Shenzhou 8 Docking Mission Major Step To Space Station, China Says
BEIJING -- China's space program on Friday called the recovery of an unmanned spacecraft that docked twice with an orbiting module a major step toward a future space station, and said it remained open to cooperation with other nations despite U.S. objections.
The Shenzhou 8 craft parachuted to the ground in China's western desert late Thursday after more than two weeks in space. It docked twice with the Tiangong 1 module, which remains in orbit, during a mission proving China capable of successfully docking by remote control. Early U.S. astronauts did so manually.
"It represents a major breakthrough for our country's space rendezvous and docking technology program," said Wang Zhaoyao, deputy director of the China Manned Space Engineering Office.
Although China is developing its space station on its own, Wang said China welcomed outside involvement on the basis of "mutual respect, mutual benefit, transparency and openness."
"We welcome colleagues and experts in the space field to join us in developing and operating this space station so that we can together make greater contributions to manned space flight and the peaceful use of space," Wang told reporters at a news conference discussing the Shenzhou 8 mission.
China will conduct two more space docking missions next year, one of them possibly manned, and plans to complete a manned space station around 2020. At about 60 tons, the Chinese station will be considerably smaller than the 16-nation International Space Station.
China has made steady progress toward a space station since a 2003 launch that made it only the third nation to put a man in space. Two more manned missions have followed, and China separately seeks to launch a lunar rover next year.
The country launched an independent space station program after being rebuffed in its attempts to join the ISS, largely on objections from the United States. The U.S. is wary of the Chinese program's military links and the sharing of technology with its chief economic and political rival.
Despite that setback, China has refused to rule out future participation in the ISS, a willingness Wang reiterated Friday, and says its craft could dock with the ISS and spacecraft of other nations with only minor adjustments.
Wang said none of the eight Shenzhou missions have had direct military application, but conceded that the space program included many technologies such as communications satellites that could also be utilized by the military. Such so-called dual-use technologies are a common feature of the American and other space programs.

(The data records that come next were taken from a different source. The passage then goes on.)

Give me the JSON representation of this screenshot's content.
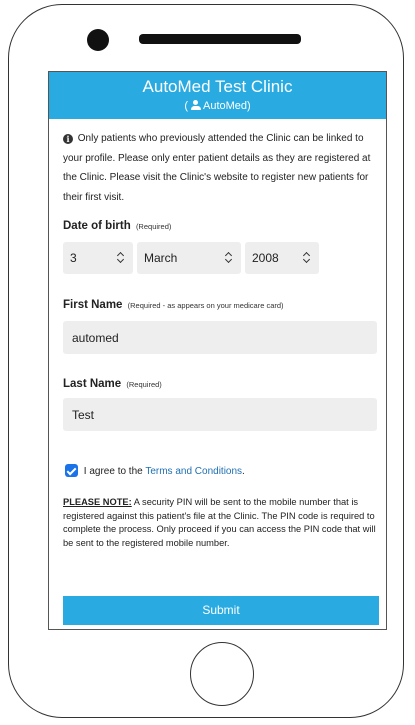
{
  "header": {
    "title": "AutoMed Test Clinic",
    "sub_open": "(",
    "sub_user": "AutoMed",
    "sub_close": ")"
  },
  "info_text": "Only patients who previously attended the Clinic can be linked to your profile. Please only enter patient details as they are registered at the Clinic. Please visit the Clinic's website to register new patients for their first visit.",
  "dob": {
    "label": "Date of birth",
    "required": "(Required)",
    "day": "3",
    "month": "March",
    "year": "2008"
  },
  "first_name": {
    "label": "First Name",
    "required": "(Required - as appears on your medicare card)",
    "value": "automed"
  },
  "last_name": {
    "label": "Last Name",
    "required": "(Required)",
    "value": "Test"
  },
  "agree": {
    "checked": true,
    "text": "I agree to the",
    "link": "Terms and Conditions",
    "end": "."
  },
  "note": {
    "heading": "PLEASE NOTE:",
    "text": "A security PIN will be sent to the mobile number that is registered against this patient's file at the Clinic. The PIN code is required to complete the process. Only proceed if you can access the PIN code that will be sent to the registered mobile number."
  },
  "submit_label": "Submit",
  "colors": {
    "accent": "#29abe2",
    "link": "#1f6fb2",
    "checkbox": "#1a73e8",
    "input_bg": "#eeeeee"
  },
  "icons": {
    "info": "info-circle-icon",
    "user": "user-icon",
    "select": "chevron-up-down-icon"
  }
}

As a major player in science, China needs to independently master space technologies, Wang said, but he added that "independent development does not mean isolated development."
"China stands ready to carry out exchanges and cooperation with other countries in this field," he said.
Already, China has had limited but fruitful engagement in space cooperation with Russia, Germany, France and other nations, Wang said. He said the Shenzhou 8 landing allowed the recovery of 17 biological experiments carried out with Germany in the docking vehicle.